> _ASSIGNMENT_
Copy out the entries that follow, exactly as written.

*****

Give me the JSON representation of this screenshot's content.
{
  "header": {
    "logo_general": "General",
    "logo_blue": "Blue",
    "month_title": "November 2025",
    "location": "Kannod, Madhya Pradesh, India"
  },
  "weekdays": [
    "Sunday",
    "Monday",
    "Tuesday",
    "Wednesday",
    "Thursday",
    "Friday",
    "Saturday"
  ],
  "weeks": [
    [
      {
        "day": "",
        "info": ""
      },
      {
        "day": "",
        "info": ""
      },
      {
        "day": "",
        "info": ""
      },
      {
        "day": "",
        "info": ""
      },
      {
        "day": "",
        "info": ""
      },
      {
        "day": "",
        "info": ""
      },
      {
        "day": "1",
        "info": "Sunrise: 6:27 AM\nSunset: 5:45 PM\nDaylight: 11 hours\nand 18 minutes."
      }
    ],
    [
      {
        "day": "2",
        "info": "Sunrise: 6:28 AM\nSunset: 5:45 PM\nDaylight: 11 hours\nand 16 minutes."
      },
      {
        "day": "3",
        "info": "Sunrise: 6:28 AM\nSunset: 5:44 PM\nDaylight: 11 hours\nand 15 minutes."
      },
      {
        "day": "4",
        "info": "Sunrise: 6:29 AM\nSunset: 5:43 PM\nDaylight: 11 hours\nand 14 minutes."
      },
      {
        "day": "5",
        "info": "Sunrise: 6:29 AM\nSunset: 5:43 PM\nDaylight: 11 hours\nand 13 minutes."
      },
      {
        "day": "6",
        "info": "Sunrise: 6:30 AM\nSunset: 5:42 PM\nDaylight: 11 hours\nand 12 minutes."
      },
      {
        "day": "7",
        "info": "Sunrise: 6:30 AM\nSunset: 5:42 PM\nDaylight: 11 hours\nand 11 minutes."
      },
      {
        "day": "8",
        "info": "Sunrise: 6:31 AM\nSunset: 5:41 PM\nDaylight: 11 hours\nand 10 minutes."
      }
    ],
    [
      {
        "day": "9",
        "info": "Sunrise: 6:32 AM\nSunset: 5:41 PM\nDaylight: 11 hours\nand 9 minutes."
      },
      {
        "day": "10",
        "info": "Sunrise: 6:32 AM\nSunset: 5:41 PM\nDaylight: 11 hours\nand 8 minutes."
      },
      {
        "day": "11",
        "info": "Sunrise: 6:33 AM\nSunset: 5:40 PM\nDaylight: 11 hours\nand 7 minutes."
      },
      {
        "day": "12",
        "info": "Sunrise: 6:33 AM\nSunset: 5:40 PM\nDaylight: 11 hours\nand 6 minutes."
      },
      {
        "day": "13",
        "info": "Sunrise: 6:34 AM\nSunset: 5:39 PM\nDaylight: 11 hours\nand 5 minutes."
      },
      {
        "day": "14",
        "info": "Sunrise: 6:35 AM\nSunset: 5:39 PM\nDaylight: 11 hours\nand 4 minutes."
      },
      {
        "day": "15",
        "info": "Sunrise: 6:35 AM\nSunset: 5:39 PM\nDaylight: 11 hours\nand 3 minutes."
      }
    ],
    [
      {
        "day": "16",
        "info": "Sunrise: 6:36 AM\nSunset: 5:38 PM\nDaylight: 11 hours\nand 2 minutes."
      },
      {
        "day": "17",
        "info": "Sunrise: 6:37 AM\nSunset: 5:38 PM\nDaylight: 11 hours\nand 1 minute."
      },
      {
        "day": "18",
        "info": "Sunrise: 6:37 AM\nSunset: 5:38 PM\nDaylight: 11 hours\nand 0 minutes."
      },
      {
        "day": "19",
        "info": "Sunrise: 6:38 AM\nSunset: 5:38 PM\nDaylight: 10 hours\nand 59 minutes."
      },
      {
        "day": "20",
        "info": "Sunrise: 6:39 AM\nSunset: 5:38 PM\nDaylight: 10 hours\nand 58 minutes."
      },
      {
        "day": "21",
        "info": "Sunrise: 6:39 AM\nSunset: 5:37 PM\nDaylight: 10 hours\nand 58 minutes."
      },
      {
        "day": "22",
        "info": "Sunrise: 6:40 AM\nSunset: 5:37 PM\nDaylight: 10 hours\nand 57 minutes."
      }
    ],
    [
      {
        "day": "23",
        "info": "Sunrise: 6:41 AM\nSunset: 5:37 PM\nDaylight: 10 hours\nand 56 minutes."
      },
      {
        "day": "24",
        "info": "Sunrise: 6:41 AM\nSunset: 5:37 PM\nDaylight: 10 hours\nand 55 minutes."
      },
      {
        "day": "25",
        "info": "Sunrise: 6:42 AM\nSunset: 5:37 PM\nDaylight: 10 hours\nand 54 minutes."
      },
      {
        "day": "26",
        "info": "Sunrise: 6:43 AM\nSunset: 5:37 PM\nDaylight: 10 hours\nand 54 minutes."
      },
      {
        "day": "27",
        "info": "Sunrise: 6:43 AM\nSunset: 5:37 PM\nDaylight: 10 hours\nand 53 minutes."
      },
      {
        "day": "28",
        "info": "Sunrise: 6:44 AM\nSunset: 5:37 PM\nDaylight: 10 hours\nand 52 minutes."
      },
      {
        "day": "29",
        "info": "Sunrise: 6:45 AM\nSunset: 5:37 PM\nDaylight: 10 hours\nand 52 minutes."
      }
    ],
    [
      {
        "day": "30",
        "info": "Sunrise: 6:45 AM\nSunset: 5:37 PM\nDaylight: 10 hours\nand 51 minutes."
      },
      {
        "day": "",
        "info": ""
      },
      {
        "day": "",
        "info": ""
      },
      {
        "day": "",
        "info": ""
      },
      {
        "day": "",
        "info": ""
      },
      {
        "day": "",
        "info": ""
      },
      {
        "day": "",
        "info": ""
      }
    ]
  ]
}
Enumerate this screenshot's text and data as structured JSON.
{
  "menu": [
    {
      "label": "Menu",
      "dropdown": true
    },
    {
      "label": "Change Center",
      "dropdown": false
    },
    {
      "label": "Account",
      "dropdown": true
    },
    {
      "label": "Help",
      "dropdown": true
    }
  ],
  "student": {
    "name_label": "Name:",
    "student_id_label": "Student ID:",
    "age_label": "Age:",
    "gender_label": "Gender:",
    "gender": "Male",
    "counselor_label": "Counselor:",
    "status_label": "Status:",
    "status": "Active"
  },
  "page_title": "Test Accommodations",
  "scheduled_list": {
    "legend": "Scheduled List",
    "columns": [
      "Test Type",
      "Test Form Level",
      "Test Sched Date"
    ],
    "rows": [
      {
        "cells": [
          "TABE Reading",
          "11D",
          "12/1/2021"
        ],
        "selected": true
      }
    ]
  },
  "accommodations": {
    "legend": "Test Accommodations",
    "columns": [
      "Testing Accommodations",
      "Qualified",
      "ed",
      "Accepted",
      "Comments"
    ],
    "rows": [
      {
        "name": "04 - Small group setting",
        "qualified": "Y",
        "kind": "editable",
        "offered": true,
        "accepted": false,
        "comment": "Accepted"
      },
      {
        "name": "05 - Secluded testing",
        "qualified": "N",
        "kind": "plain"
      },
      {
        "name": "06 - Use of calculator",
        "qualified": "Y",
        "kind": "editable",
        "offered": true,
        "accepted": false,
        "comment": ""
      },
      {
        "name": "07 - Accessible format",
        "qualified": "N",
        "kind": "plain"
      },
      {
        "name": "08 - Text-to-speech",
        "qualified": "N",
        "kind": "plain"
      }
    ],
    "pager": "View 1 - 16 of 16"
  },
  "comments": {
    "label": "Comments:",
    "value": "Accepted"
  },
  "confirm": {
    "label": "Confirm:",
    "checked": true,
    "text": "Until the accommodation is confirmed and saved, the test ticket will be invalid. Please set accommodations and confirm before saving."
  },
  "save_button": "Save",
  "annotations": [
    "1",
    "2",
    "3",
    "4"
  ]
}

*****

> _WRITTEN SOLUTION_
Give me the JSON representation of this screenshot's content.
{
  "header": {
    "logo_general": "General",
    "logo_blue": "Blue",
    "month_title": "November 2025",
    "location": "Kannod, Madhya Pradesh, India"
  },
  "weekdays": [
    "Sunday",
    "Monday",
    "Tuesday",
    "Wednesday",
    "Thursday",
    "Friday",
    "Saturday"
  ],
  "weeks": [
    [
      {
        "day": "",
        "info": ""
      },
      {
        "day": "",
        "info": ""
      },
      {
        "day": "",
        "info": ""
      },
      {
        "day": "",
        "info": ""
      },
      {
        "day": "",
        "info": ""
      },
      {
        "day": "",
        "info": ""
      },
      {
        "day": "1",
        "info": "Sunrise: 6:27 AM\nSunset: 5:45 PM\nDaylight: 11 hours\nand 18 minutes."
      }
    ],
    [
      {
        "day": "2",
        "info": "Sunrise: 6:28 AM\nSunset: 5:45 PM\nDaylight: 11 hours\nand 16 minutes."
      },
      {
        "day": "3",
        "info": "Sunrise: 6:28 AM\nSunset: 5:44 PM\nDaylight: 11 hours\nand 15 minutes."
      },
      {
        "day": "4",
        "info": "Sunrise: 6:29 AM\nSunset: 5:43 PM\nDaylight: 11 hours\nand 14 minutes."
      },
      {
        "day": "5",
        "info": "Sunrise: 6:29 AM\nSunset: 5:43 PM\nDaylight: 11 hours\nand 13 minutes."
      },
      {
        "day": "6",
        "info": "Sunrise: 6:30 AM\nSunset: 5:42 PM\nDaylight: 11 hours\nand 12 minutes."
      },
      {
        "day": "7",
        "info": "Sunrise: 6:30 AM\nSunset: 5:42 PM\nDaylight: 11 hours\nand 11 minutes."
      },
      {
        "day": "8",
        "info": "Sunrise: 6:31 AM\nSunset: 5:41 PM\nDaylight: 11 hours\nand 10 minutes."
      }
    ],
    [
      {
        "day": "9",
        "info": "Sunrise: 6:32 AM\nSunset: 5:41 PM\nDaylight: 11 hours\nand 9 minutes."
      },
      {
        "day": "10",
        "info": "Sunrise: 6:32 AM\nSunset: 5:41 PM\nDaylight: 11 hours\nand 8 minutes."
      },
      {
        "day": "11",
        "info": "Sunrise: 6:33 AM\nSunset: 5:40 PM\nDaylight: 11 hours\nand 7 minutes."
      },
      {
        "day": "12",
        "info": "Sunrise: 6:33 AM\nSunset: 5:40 PM\nDaylight: 11 hours\nand 6 minutes."
      },
      {
        "day": "13",
        "info": "Sunrise: 6:34 AM\nSunset: 5:39 PM\nDaylight: 11 hours\nand 5 minutes."
      },
      {
        "day": "14",
        "info": "Sunrise: 6:35 AM\nSunset: 5:39 PM\nDaylight: 11 hours\nand 4 minutes."
      },
      {
        "day": "15",
        "info": "Sunrise: 6:35 AM\nSunset: 5:39 PM\nDaylight: 11 hours\nand 3 minutes."
      }
    ],
    [
      {
        "day": "16",
        "info": "Sunrise: 6:36 AM\nSunset: 5:38 PM\nDaylight: 11 hours\nand 2 minutes."
      },
      {
        "day": "17",
        "info": "Sunrise: 6:37 AM\nSunset: 5:38 PM\nDaylight: 11 hours\nand 1 minute."
      },
      {
        "day": "18",
        "info": "Sunrise: 6:37 AM\nSunset: 5:38 PM\nDaylight: 11 hours\nand 0 minutes."
      },
      {
        "day": "19",
        "info": "Sunrise: 6:38 AM\nSunset: 5:38 PM\nDaylight: 10 hours\nand 59 minutes."
      },
      {
        "day": "20",
        "info": "Sunrise: 6:39 AM\nSunset: 5:38 PM\nDaylight: 10 hours\nand 58 minutes."
      },
      {
        "day": "21",
        "info": "Sunrise: 6:39 AM\nSunset: 5:37 PM\nDaylight: 10 hours\nand 58 minutes."
      },
      {
        "day": "22",
        "info": "Sunrise: 6:40 AM\nSunset: 5:37 PM\nDaylight: 10 hours\nand 57 minutes."
      }
    ],
    [
      {
        "day": "23",
        "info": "Sunrise: 6:41 AM\nSunset: 5:37 PM\nDaylight: 10 hours\nand 56 minutes."
      },
      {
        "day": "24",
        "info": "Sunrise: 6:41 AM\nSunset: 5:37 PM\nDaylight: 10 hours\nand 55 minutes."
      },
      {
        "day": "25",
        "info": "Sunrise: 6:42 AM\nSunset: 5:37 PM\nDaylight: 10 hours\nand 54 minutes."
      },
      {
        "day": "26",
        "info": "Sunrise: 6:43 AM\nSunset: 5:37 PM\nDaylight: 10 hours\nand 54 minutes."
      },
      {
        "day": "27",
        "info": "Sunrise: 6:43 AM\nSunset: 5:37 PM\nDaylight: 10 hours\nand 53 minutes."
      },
      {
        "day": "28",
        "info": "Sunrise: 6:44 AM\nSunset: 5:37 PM\nDaylight: 10 hours\nand 52 minutes."
      },
      {
        "day": "29",
        "info": "Sunrise: 6:45 AM\nSunset: 5:37 PM\nDaylight: 10 hours\nand 52 minutes."
      }
    ],
    [
      {
        "day": "30",
        "info": "Sunrise: 6:45 AM\nSunset: 5:37 PM\nDaylight: 10 hours\nand 51 minutes."
      },
      {
        "day": "",
        "info": ""
      },
      {
        "day": "",
        "info": ""
      },
      {
        "day": "",
        "info": ""
      },
      {
        "day": "",
        "info": ""
      },
      {
        "day": "",
        "info": ""
      },
      {
        "day": "",
        "info": ""
      }
    ]
  ]
}
Enumerate this screenshot's text and data as structured JSON.
{
  "menu": [
    {
      "label": "Menu",
      "dropdown": true
    },
    {
      "label": "Change Center",
      "dropdown": false
    },
    {
      "label": "Account",
      "dropdown": true
    },
    {
      "label": "Help",
      "dropdown": true
    }
  ],
  "student": {
    "name_label": "Name:",
    "student_id_label": "Student ID:",
    "age_label": "Age:",
    "gender_label": "Gender:",
    "gender": "Male",
    "counselor_label": "Counselor:",
    "status_label": "Status:",
    "status": "Active"
  },
  "page_title": "Test Accommodations",
  "scheduled_list": {
    "legend": "Scheduled List",
    "columns": [
      "Test Type",
      "Test Form Level",
      "Test Sched Date"
    ],
    "rows": [
      {
        "cells": [
          "TABE Reading",
          "11D",
          "12/1/2021"
        ],
        "selected": true
      }
    ]
  },
  "accommodations": {
    "legend": "Test Accommodations",
    "columns": [
      "Testing Accommodations",
      "Qualified",
      "ed",
      "Accepted",
      "Comments"
    ],
    "rows": [
      {
        "name": "04 - Small group setting",
        "qualified": "Y",
        "kind": "editable",
        "offered": true,
        "accepted": false,
        "comment": "Accepted"
      },
      {
        "name": "05 - Secluded testing",
        "qualified": "N",
        "kind": "plain"
      },
      {
        "name": "06 - Use of calculator",
        "qualified": "Y",
        "kind": "editable",
        "offered": true,
        "accepted": false,
        "comment": ""
      },
      {
        "name": "07 - Accessible format",
        "qualified": "N",
        "kind": "plain"
      },
      {
        "name": "08 - Text-to-speech",
        "qualified": "N",
        "kind": "plain"
      }
    ],
    "pager": "View 1 - 16 of 16"
  },
  "comments": {
    "label": "Comments:",
    "value": "Accepted"
  },
  "confirm": {
    "label": "Confirm:",
    "checked": true,
    "text": "Until the accommodation is confirmed and saved, the test ticket will be invalid. Please set accommodations and confirm before saving."
  },
  "save_button": "Save",
  "annotations": [
    "1",
    "2",
    "3",
    "4"
  ]
}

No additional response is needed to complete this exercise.